Becoming a Supervisor: Three Reasons Why Supervising is Good for Your Practice
Natalie is an Australian Registered Music Therapist working in forensic mental health and with a private practice in supervision. She can be contacted at www.musictherapybento.com
Music therapists become supervisors for many reasons – perhaps they feel they are ready to ‘give back’ to students and interns, maybe they employ contracted music therapists and provide supervision as part of that employment, or maybe it is a condition of a salaried position. Whatever the reason, becoming a supervisor represents a milestone in your career – you are now helping shape the future of the music therapy profession! This realisation is energising for some, yet daunting for others. It is vitally important to the future of music therapy that students, interns and practitioners have access to high quality supervision to ensure the continuation of clinical music therapy services to our patients and clients. With that in mind, I have created a list of three reasons supervising is good for your practice, that may help you to decide to become a supervisor, or help you on your supervision journey already begun. Here goes –
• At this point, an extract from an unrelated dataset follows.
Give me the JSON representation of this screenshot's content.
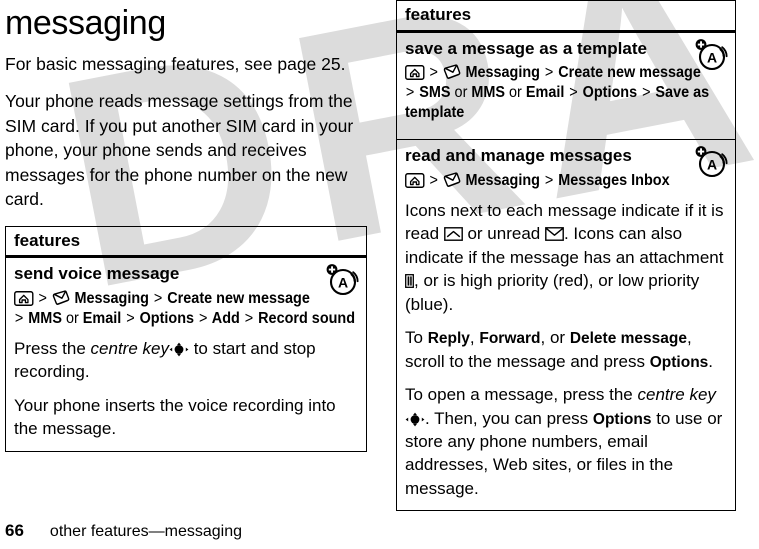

1. Supervising requires you to evaluate your own work
There’s nothing like having to explain to someone how to do something, to make you rethink how you do that particular something! How do you create great rapport with your patients or clients? How do you learn a new song by heart, overnight? How do you successfully negotiate days/times/venue with facility administrators? Looking at your work through the eyes of a supervisee can certainly provide some useful objective information. Also, hopefully your insightful supervisees are asking lots of questions about the work you do, including the most important one – “Why?”. Why did you say that to your client? Why did you use those songs during that session? Why did you make that decision regarding the billing of that client? We should all be asking ourselves why we do things the way we do – when we supervise others, with any luck the why question is at the forefront of our minds.
2. Supervising allows you to learn from others
Each time I supervise a student, intern or professional, I learn something. Mature aged supervisees can have wisdom and knowledge that I have not had the opportunity to gain (as can younger ones) and younger students or graduates can have fresh new ideas I haven’t had the opportunity to learn yet, so I always look forward to hearing ideas, questions and suggestions from my supervisees, as I know that together we can create great new programs, solve problems and enhance the lives of our patients. In the past I have learned from supervisees the following skills – new guitar playing skills, new ways of writing clinical notes, better ways to use my iPad in the clinical setting, new ways of approaching tricky situations, and more.
3. Supervising involves reflecting on and developing your personal style
I have had experiences with several supervisors, both as a student and as a professional, and each have had their own style and way of working. Some of those styles resonated well with me, and some didn’t. In my own supervision practice, I reflect constantly on my own supervision style, and ensure that my way of working suits my supervisees. I am naturally an outgoing and open person – this style may suit some, but not all of my professional supervisees and students, so it is my job to change my style if need be, so that my supervisee has the best possible experience and gets the most support. I have had student and professional supervisees that have benefitted from a forthright, outgoing style, and yet others who have been more comfortable with a softer, quieter approach. Supervising others is a great way to enhance your skills in various aspects of personal style and relationship development.
In summary, supervising is good for you! I hope some of what I have said resonates with you, and that if your journey includes supervising others, that you enjoy the experience. Natalie ☺